Hi there! We notice you are using an Adblock tool.

Kasterborous produces five or more pieces of original content daily (over 100 every month). Our writers are volunteers, offering their services to give you interesting Doctor Who articles and features.

Money raised through advertising on this site is reinvested into hosting costs, competition prizes, review materials and occasional gifts for our contributors.

To help us maintain our wide breadth and high standard of content, whitelist our non-profit site to continue enjoying it without these pop-ups.

Peter Cushing as the 1960s movie version of Dr Who

Another Uncovered Oddity!

Peter Cushing as the 1960s movie version of Dr WhoEver wished the Peter Cushing incarnation of Dr Who had been awarded another appearance? Perhaps another film, or failing that an… audio adventure? After all, Doctor Who was popular for more than Daleks!

It seems that you’re not alone. Back in the 1960s plenty of people wanted to cash in on the success of the TV show and as revealed in The Times today a rare script has recently turned up following diligent investigation by researcher Richard Bignell.
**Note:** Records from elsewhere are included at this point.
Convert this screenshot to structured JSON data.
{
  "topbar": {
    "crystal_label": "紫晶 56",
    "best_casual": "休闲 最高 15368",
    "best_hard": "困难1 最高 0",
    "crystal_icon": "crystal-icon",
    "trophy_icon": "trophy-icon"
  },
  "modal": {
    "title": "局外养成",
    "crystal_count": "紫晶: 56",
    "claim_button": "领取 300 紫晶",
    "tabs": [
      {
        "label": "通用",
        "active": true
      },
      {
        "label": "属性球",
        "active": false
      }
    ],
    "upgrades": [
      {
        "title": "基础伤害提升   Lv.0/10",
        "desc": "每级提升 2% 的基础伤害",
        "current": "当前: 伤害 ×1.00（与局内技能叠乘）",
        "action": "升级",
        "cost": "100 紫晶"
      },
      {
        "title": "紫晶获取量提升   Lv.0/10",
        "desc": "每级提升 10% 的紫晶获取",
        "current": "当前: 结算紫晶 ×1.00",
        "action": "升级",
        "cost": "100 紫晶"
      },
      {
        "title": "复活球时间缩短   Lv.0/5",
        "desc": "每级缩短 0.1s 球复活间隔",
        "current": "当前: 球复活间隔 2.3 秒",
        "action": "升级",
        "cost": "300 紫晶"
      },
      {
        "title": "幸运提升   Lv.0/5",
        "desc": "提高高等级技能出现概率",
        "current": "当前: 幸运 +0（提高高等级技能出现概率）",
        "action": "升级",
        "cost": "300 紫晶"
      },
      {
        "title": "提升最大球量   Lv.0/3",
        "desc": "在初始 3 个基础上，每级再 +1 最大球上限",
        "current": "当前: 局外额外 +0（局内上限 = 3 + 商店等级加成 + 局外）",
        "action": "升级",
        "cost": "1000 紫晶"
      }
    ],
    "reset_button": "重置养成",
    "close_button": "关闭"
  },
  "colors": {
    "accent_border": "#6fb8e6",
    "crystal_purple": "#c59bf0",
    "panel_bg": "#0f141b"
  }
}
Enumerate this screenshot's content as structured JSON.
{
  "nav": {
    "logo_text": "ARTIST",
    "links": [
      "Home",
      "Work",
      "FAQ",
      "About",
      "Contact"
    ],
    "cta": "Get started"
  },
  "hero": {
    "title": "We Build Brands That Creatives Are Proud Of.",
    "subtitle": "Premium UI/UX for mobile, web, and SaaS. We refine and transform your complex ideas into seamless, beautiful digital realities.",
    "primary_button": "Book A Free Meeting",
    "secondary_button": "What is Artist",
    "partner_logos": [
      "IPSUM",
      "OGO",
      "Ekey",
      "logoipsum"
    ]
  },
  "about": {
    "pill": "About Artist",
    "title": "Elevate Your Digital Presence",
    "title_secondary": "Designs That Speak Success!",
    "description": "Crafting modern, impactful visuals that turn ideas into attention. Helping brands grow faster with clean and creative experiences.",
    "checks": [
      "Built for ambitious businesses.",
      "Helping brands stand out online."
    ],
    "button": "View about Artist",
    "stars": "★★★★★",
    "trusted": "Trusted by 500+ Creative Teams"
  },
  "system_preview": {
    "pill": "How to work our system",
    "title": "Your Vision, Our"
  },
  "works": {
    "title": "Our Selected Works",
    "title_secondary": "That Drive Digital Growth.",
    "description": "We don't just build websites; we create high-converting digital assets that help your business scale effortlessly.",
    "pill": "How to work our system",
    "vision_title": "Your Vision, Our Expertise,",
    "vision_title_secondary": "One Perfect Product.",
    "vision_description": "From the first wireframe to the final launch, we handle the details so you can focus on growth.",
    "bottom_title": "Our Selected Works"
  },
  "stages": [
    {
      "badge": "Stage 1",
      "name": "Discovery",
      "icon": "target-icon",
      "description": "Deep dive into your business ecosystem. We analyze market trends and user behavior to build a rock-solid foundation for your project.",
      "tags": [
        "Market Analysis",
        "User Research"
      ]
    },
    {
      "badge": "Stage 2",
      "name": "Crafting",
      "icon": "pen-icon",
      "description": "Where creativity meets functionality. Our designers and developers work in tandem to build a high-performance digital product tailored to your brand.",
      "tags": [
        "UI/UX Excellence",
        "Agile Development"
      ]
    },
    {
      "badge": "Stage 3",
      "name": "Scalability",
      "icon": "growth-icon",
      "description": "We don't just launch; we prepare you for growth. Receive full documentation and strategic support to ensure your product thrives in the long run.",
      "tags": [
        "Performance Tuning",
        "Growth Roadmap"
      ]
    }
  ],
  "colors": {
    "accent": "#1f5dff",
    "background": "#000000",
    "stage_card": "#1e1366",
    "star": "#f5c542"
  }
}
“When I opened [the file] up, I got so excited, seeing all this paperwork and flicking through it, that I didn’t notice what was on the front cover, which was the entire pilot script.”
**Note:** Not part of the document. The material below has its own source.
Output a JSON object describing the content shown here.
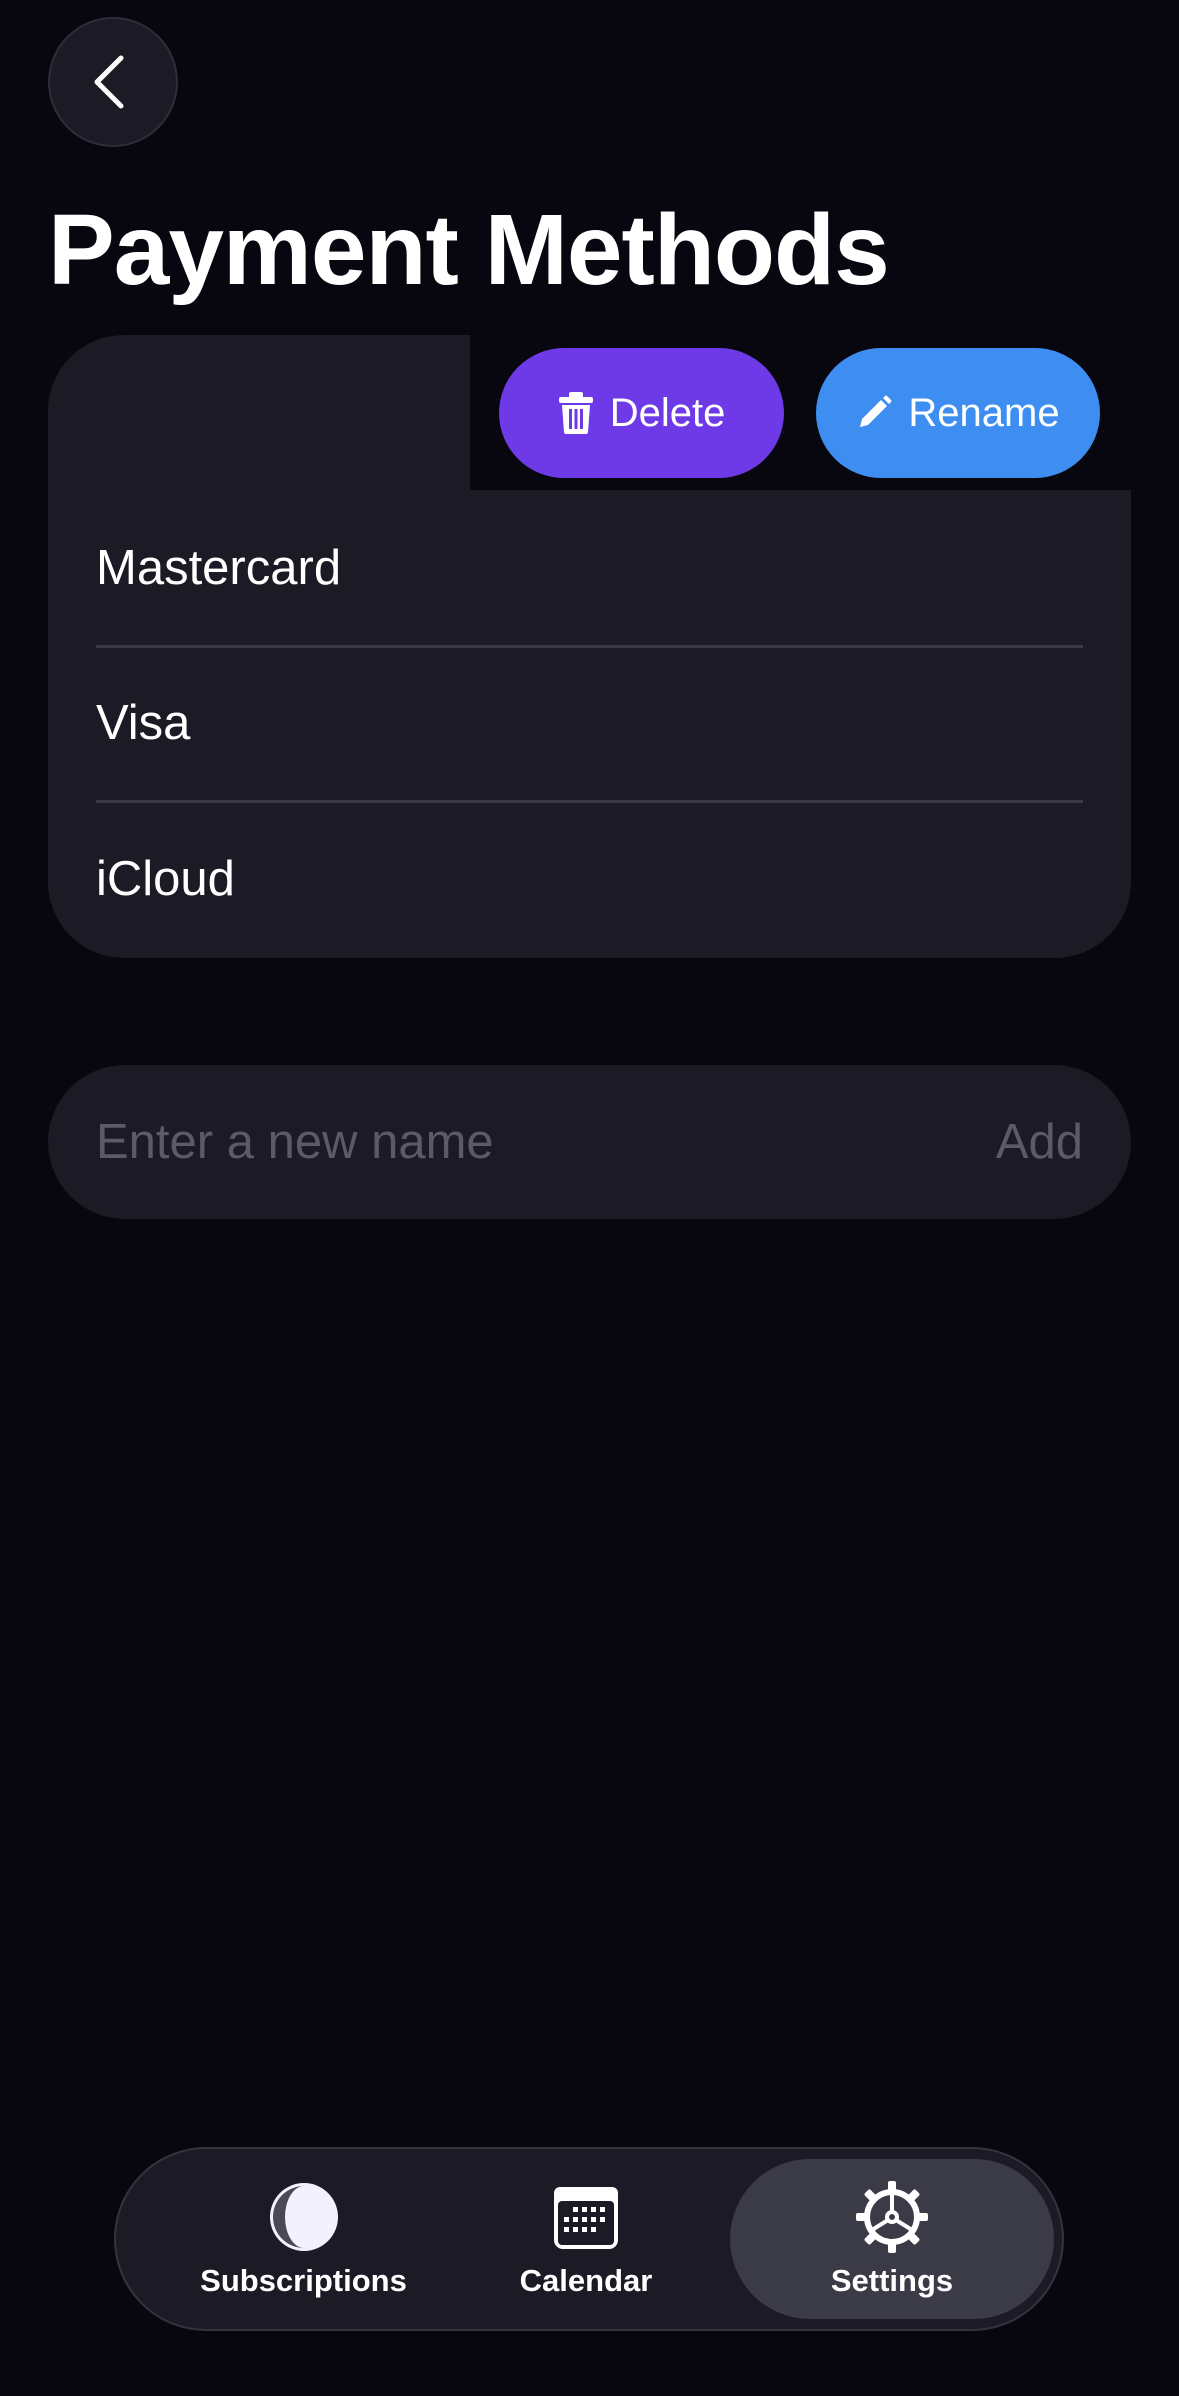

A single 23-minute audio episode written by Malcolm Hulke and starring Peter Cushing was recorded in 1965 and recorded by an independent company, a collaboration between Stanmark Productions and Watermill Productions and licensed by the BBC to broadcast a series in Australia and other countries. Hulke of course went on to become a regular writer on Doctor Who, creating the Silurians and the Sea Devils.

Three of the following images were omitted from the newspaper article:

Intended to be the launch of a series which would involve Julius Caesar, Marco Polo and cavemen (sound familiar?) the audios were rejected for a slot on BBC Radio:

Martin Esslin, head of sound drama, wrote in a memo: “As a typical commercial production for unsophisticated listeners in Australia or even some parts of the United States, it stands up quite well. As a piece of science fiction, however, it strikes me as extremely feeble.”

So what happened to the recording? Bignell has of course already started his search but so far drawn a blank.

“There were at least two copies of the tape made. There’s a chance that it’s still stuck at the back of a cup-board somewhere, but I’ve pretty much drawn a blank.”

You can find out more by picking up a copy of todays Times and heading to page 29, or getting a copy of the fanzine Nothing at the End of the Lane (www.endofthelane.co.uk) on Monday.

(With thanks to Charles Norton and Roger Thornhill)


Please note that responses to this post are subject to our comments policy.

© 2005-2015 Kasterborous. Privacy Policy | Terms of Service | SheKnows Media - Entertainment